* **YOUR ASSIGNMENT**:
Search for the word "title" in the entries. Each line that holds it should be copied.

* **EXERCISE INPUT**:

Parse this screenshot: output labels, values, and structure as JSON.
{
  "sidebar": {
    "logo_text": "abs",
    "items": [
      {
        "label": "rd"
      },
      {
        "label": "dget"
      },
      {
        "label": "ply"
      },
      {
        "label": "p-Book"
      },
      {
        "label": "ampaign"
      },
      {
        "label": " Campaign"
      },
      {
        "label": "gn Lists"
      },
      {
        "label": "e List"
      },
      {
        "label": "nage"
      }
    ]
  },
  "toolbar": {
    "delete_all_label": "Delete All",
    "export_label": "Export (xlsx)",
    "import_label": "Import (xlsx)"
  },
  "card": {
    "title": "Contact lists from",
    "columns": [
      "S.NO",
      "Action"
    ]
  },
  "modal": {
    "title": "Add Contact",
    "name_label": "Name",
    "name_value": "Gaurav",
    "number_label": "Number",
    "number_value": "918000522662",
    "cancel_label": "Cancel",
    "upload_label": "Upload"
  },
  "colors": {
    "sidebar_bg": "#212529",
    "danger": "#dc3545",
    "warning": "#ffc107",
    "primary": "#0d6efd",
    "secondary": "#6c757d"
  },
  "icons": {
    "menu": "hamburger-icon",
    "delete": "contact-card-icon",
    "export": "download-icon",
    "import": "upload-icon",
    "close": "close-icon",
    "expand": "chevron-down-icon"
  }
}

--

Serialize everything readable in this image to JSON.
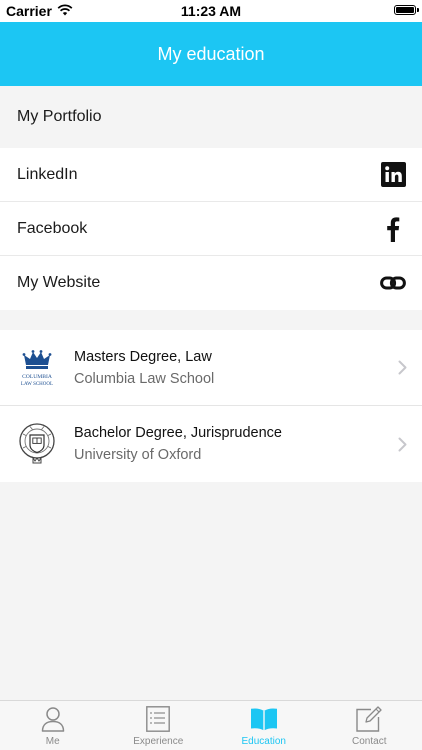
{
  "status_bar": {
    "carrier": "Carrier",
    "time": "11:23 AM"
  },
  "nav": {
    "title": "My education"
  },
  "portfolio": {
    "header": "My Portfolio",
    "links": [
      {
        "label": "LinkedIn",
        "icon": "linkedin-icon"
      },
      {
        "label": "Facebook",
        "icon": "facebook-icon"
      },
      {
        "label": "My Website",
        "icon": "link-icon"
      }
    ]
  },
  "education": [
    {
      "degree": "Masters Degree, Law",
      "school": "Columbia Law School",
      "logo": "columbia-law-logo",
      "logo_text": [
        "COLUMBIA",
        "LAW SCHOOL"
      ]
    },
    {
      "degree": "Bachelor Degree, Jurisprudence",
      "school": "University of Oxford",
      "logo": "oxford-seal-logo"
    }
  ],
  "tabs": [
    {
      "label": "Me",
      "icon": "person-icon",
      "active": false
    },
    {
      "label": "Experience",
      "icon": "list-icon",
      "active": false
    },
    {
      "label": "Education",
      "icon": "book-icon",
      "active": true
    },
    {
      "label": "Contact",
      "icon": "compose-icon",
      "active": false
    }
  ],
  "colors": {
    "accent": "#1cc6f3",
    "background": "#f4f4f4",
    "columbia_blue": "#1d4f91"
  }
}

* **SOLUTION TO THE EXERCISE**:
    "title": "Contact lists from",
    "title": "Add Contact",
    "title": "My education"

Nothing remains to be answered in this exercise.